This Phase I project will evaluate the feasibility of developing an exposure monitor for particles in the PM2.5 and PM10 size ranges, and for volatile organic compounds (VOCs), at threshold levels for children's health effects. The proposed device will use aerodynamic particle properties for concentration and separation into discrete size bins and will enable the use of low-cost optical PM sensors to measure low ambient particulate concentrations. Real-time measurements of the mass of sampled particles will provide size- and time-resolved exposure data. This device will also collect the sampled particles in micro-channel collectors for subsequent laboratory analysis and characterization of each size fraction. In addition, the proposed monitor will collect VOCs in a sorbent bed preconcentrator. Following collection, the sample will be thermally desorbed and delivered to a commercially available low cost VOC sensor. The use of the preconcentrator will enhance the detection limit of the sensor by at least two orders of magnitude allowing the detection of VOC vapors at parts per billion threshold levels. Coupled to automated data recording equipment, this monitor will provide time- resolved measurements of low level ambient particulate and VOC pollution.
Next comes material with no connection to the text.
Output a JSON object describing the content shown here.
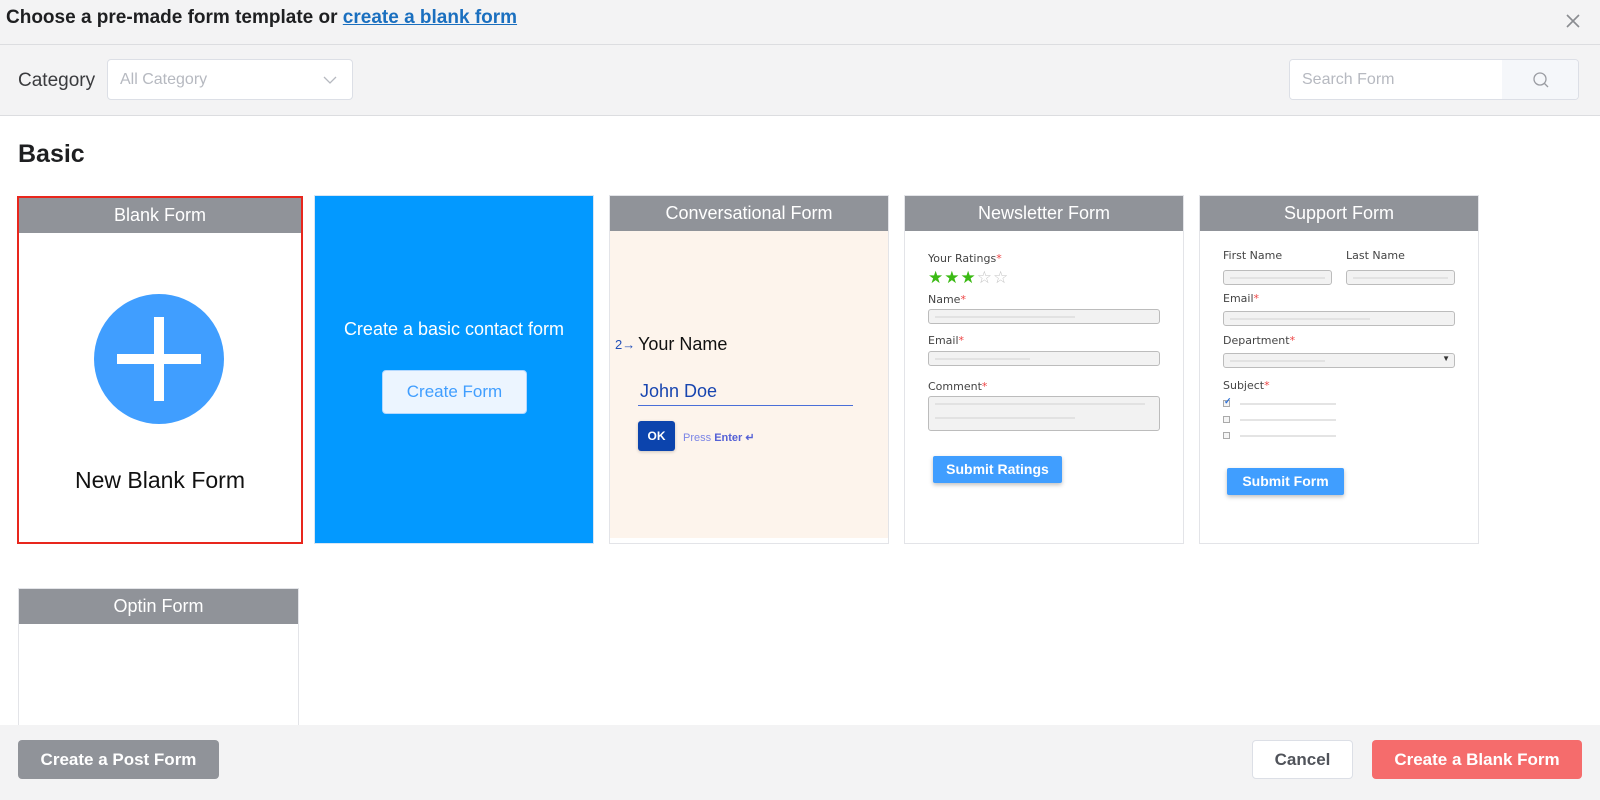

The specific aims of the proposed project are to: 1. Demonstrate real-time measurement of ambient aerosols at exposure threshold levels using an aerodynamic lens aerosol concentrator and a compact, low-cost optical dust sensor. 2. Demonstrate classification of concentrated ambient aerosols into PM2.5 and PM10 size fractions using an aerodynamic size classifier, and demonstrate separate measurement of the PM2.5 and PM10 concentrations at health effect threshold levels using low-cost optical dust sensors. 3. Demonstrate the ability to pre-concentrate VOCs in a sorbent bed, to selectively desorb VOC components of differing volatilities, and detect these individual components at health effect threshold levels using a low-cost detector. Building on its extensive experience and expertise in aerosol and vapor sampling and detection, and using its wide array of aerosol instrumentation and its large aerosol chamber, Enertechnix and its collaborators at the University of Washington will investigate the feasibility of each of the elements of the proposed exposure monitor. The proposed exposure monitor will provide researchers and regulators with a low-cost device that can provide high temporal resolution of particulate and VOC exposure at threshold levels for children's health effects;it will aid researchers in investigating the connection between health effects and environmental exposure, and could serve as a warning device for populations sensitive to particle pollution or for workers in environments with high particulate hazards.
Exposure to environmental agents such as airborne particles and volatile organic compounds can trigger or exacerbate diseases such as asthma, cardiovascular disease, cancer, and neurological disorders, but there is still much uncertainty about the causal relationships between exposure and disease. Therefore, there is an ongoing need to conduct studies to investigate the impact of environmental and industrial particulate and VOC contaminants on the health of the population, and for better exposure monitors for particulate and VOCs employing light-weight, low-cost components. Such monitors would provide information required to further our understanding of the causal relationships between exposure and health, and could be used to detect excessive levels of particlate and VOCs in schools, daycare facilities, homes, offices and industrial workplaces, indicating the need for remedial action to eliminate these hazardous conditions.